[EXERCISE DIRECTIONS]
Would you write out the entries below word for word, omitting the pictures?

*** RAW DATA ***

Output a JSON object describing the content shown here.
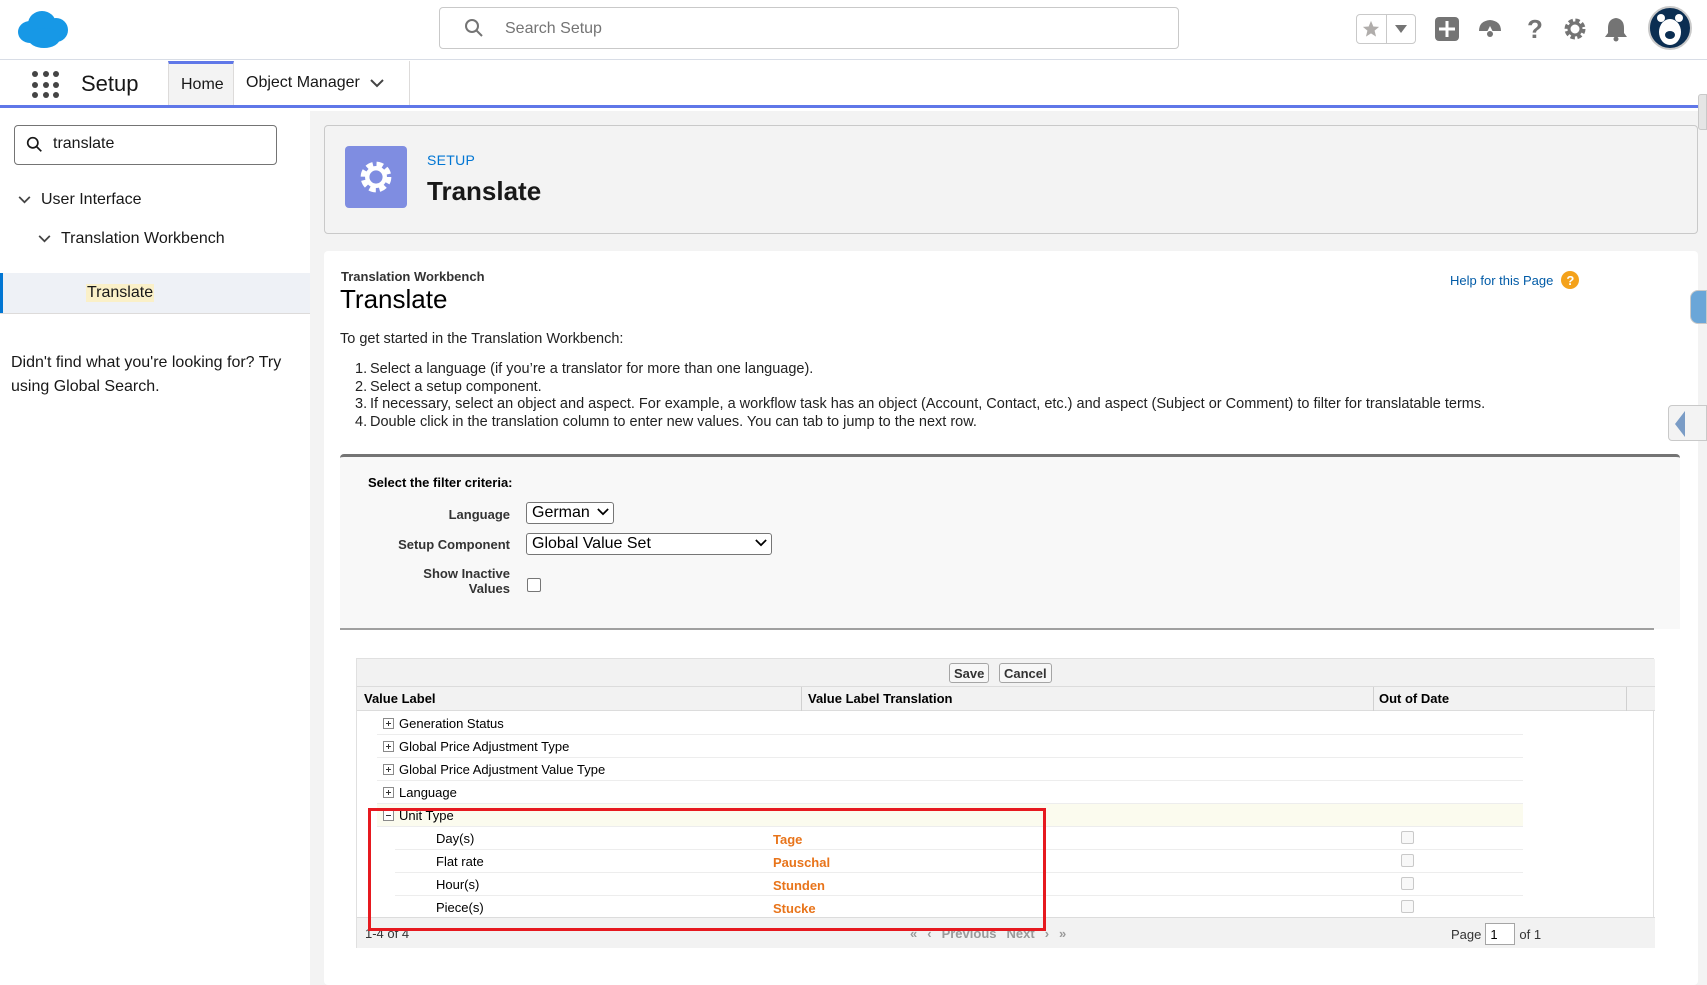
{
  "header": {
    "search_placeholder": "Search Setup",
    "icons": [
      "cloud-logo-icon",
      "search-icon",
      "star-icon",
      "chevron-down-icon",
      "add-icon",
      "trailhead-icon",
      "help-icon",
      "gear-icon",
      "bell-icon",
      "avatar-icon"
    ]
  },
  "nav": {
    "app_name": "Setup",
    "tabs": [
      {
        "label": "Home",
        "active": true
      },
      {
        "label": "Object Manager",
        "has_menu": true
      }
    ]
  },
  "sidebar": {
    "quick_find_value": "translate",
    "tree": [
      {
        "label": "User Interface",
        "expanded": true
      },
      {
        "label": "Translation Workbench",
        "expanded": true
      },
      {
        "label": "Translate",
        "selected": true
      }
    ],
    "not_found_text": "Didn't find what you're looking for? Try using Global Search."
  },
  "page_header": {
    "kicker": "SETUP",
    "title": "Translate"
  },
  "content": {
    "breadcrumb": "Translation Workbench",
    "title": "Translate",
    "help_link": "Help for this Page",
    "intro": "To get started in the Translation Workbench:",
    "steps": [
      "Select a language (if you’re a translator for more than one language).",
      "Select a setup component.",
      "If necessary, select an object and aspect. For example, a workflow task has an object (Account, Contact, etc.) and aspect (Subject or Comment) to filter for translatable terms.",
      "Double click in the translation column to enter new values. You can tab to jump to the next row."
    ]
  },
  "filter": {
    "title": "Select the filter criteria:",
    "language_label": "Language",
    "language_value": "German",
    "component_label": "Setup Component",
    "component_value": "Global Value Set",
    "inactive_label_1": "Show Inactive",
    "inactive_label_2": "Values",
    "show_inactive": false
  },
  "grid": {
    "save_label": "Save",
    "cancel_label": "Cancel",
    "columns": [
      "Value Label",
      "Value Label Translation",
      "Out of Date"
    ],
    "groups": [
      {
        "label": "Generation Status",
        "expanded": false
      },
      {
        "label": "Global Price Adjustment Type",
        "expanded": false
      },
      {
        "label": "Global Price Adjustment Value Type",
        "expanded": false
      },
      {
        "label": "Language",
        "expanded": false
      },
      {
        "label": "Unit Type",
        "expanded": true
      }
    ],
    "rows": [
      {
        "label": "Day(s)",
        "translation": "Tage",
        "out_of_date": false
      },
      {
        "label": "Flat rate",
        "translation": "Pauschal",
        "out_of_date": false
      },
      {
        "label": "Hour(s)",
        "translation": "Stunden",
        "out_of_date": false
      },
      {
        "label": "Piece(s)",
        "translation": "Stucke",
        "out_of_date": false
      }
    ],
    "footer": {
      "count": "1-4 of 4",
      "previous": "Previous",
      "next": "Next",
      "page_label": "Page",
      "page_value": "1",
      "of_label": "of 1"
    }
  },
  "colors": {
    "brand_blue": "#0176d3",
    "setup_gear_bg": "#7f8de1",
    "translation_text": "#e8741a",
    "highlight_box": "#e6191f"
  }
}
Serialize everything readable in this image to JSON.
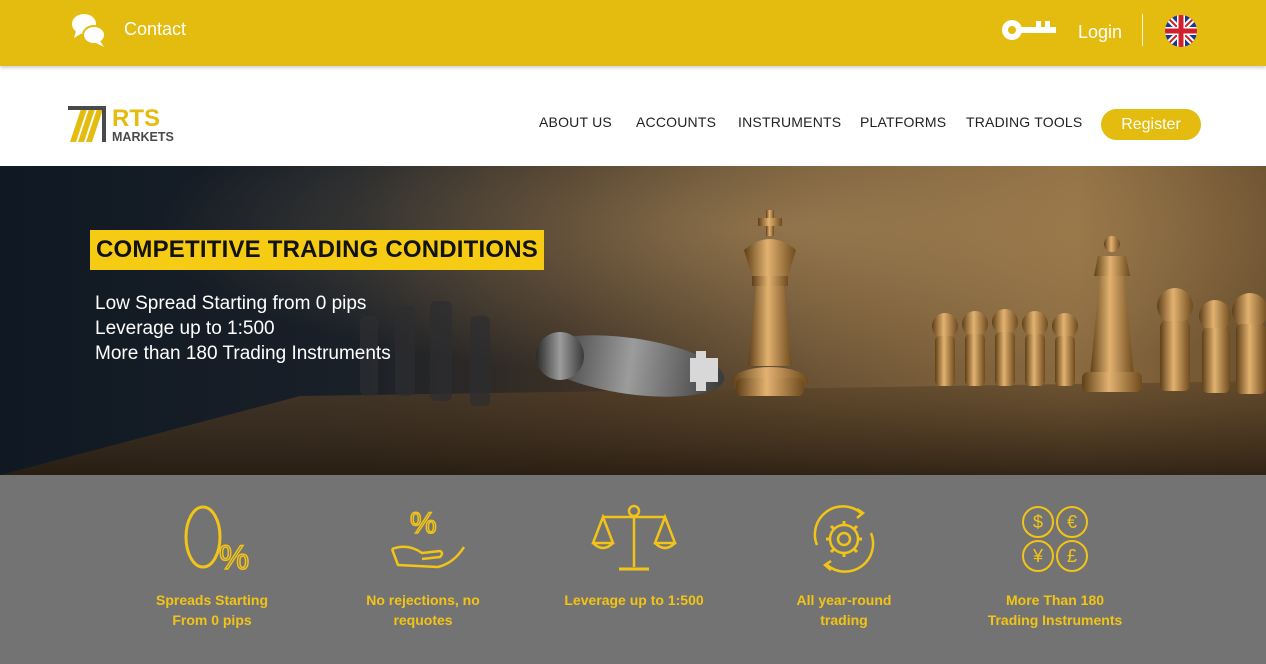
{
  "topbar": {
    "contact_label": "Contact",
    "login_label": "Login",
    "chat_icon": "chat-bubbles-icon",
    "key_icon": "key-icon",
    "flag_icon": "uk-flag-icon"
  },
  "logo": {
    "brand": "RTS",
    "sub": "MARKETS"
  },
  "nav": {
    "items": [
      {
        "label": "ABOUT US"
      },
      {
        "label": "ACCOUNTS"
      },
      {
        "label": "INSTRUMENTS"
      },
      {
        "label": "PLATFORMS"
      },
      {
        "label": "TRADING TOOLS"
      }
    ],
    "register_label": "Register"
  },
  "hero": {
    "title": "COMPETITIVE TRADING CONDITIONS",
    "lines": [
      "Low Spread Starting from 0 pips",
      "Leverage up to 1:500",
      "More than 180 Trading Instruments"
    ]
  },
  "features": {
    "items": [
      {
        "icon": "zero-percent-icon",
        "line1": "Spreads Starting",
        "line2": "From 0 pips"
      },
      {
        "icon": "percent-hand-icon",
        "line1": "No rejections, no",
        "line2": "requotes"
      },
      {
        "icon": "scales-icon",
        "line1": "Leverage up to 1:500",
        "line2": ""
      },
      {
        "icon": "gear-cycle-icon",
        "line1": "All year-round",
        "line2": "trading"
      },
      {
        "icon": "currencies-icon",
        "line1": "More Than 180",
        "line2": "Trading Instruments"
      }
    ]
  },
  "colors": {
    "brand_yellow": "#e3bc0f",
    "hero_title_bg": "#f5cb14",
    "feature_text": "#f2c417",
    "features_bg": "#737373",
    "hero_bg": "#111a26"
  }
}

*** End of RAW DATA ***

[TASK SOLUTION]
Output a JSON object describing the content shown here.
{
  "header": {
    "search_placeholder": "Search Setup",
    "icons": [
      "cloud-logo-icon",
      "search-icon",
      "star-icon",
      "chevron-down-icon",
      "add-icon",
      "trailhead-icon",
      "help-icon",
      "gear-icon",
      "bell-icon",
      "avatar-icon"
    ]
  },
  "nav": {
    "app_name": "Setup",
    "tabs": [
      {
        "label": "Home",
        "active": true
      },
      {
        "label": "Object Manager",
        "has_menu": true
      }
    ]
  },
  "sidebar": {
    "quick_find_value": "translate",
    "tree": [
      {
        "label": "User Interface",
        "expanded": true
      },
      {
        "label": "Translation Workbench",
        "expanded": true
      },
      {
        "label": "Translate",
        "selected": true
      }
    ],
    "not_found_text": "Didn't find what you're looking for? Try using Global Search."
  },
  "page_header": {
    "kicker": "SETUP",
    "title": "Translate"
  },
  "content": {
    "breadcrumb": "Translation Workbench",
    "title": "Translate",
    "help_link": "Help for this Page",
    "intro": "To get started in the Translation Workbench:",
    "steps": [
      "Select a language (if you’re a translator for more than one language).",
      "Select a setup component.",
      "If necessary, select an object and aspect. For example, a workflow task has an object (Account, Contact, etc.) and aspect (Subject or Comment) to filter for translatable terms.",
      "Double click in the translation column to enter new values. You can tab to jump to the next row."
    ]
  },
  "filter": {
    "title": "Select the filter criteria:",
    "language_label": "Language",
    "language_value": "German",
    "component_label": "Setup Component",
    "component_value": "Global Value Set",
    "inactive_label_1": "Show Inactive",
    "inactive_label_2": "Values",
    "show_inactive": false
  },
  "grid": {
    "save_label": "Save",
    "cancel_label": "Cancel",
    "columns": [
      "Value Label",
      "Value Label Translation",
      "Out of Date"
    ],
    "groups": [
      {
        "label": "Generation Status",
        "expanded": false
      },
      {
        "label": "Global Price Adjustment Type",
        "expanded": false
      },
      {
        "label": "Global Price Adjustment Value Type",
        "expanded": false
      },
      {
        "label": "Language",
        "expanded": false
      },
      {
        "label": "Unit Type",
        "expanded": true
      }
    ],
    "rows": [
      {
        "label": "Day(s)",
        "translation": "Tage",
        "out_of_date": false
      },
      {
        "label": "Flat rate",
        "translation": "Pauschal",
        "out_of_date": false
      },
      {
        "label": "Hour(s)",
        "translation": "Stunden",
        "out_of_date": false
      },
      {
        "label": "Piece(s)",
        "translation": "Stucke",
        "out_of_date": false
      }
    ],
    "footer": {
      "count": "1-4 of 4",
      "previous": "Previous",
      "next": "Next",
      "page_label": "Page",
      "page_value": "1",
      "of_label": "of 1"
    }
  },
  "colors": {
    "brand_blue": "#0176d3",
    "setup_gear_bg": "#7f8de1",
    "translation_text": "#e8741a",
    "highlight_box": "#e6191f"
  }
}
Serialize everything readable in this image to JSON.
{
  "topbar": {
    "contact_label": "Contact",
    "login_label": "Login",
    "chat_icon": "chat-bubbles-icon",
    "key_icon": "key-icon",
    "flag_icon": "uk-flag-icon"
  },
  "logo": {
    "brand": "RTS",
    "sub": "MARKETS"
  },
  "nav": {
    "items": [
      {
        "label": "ABOUT US"
      },
      {
        "label": "ACCOUNTS"
      },
      {
        "label": "INSTRUMENTS"
      },
      {
        "label": "PLATFORMS"
      },
      {
        "label": "TRADING TOOLS"
      }
    ],
    "register_label": "Register"
  },
  "hero": {
    "title": "COMPETITIVE TRADING CONDITIONS",
    "lines": [
      "Low Spread Starting from 0 pips",
      "Leverage up to 1:500",
      "More than 180 Trading Instruments"
    ]
  },
  "features": {
    "items": [
      {
        "icon": "zero-percent-icon",
        "line1": "Spreads Starting",
        "line2": "From 0 pips"
      },
      {
        "icon": "percent-hand-icon",
        "line1": "No rejections, no",
        "line2": "requotes"
      },
      {
        "icon": "scales-icon",
        "line1": "Leverage up to 1:500",
        "line2": ""
      },
      {
        "icon": "gear-cycle-icon",
        "line1": "All year-round",
        "line2": "trading"
      },
      {
        "icon": "currencies-icon",
        "line1": "More Than 180",
        "line2": "Trading Instruments"
      }
    ]
  },
  "colors": {
    "brand_yellow": "#e3bc0f",
    "hero_title_bg": "#f5cb14",
    "feature_text": "#f2c417",
    "features_bg": "#737373",
    "hero_bg": "#111a26"
  }
}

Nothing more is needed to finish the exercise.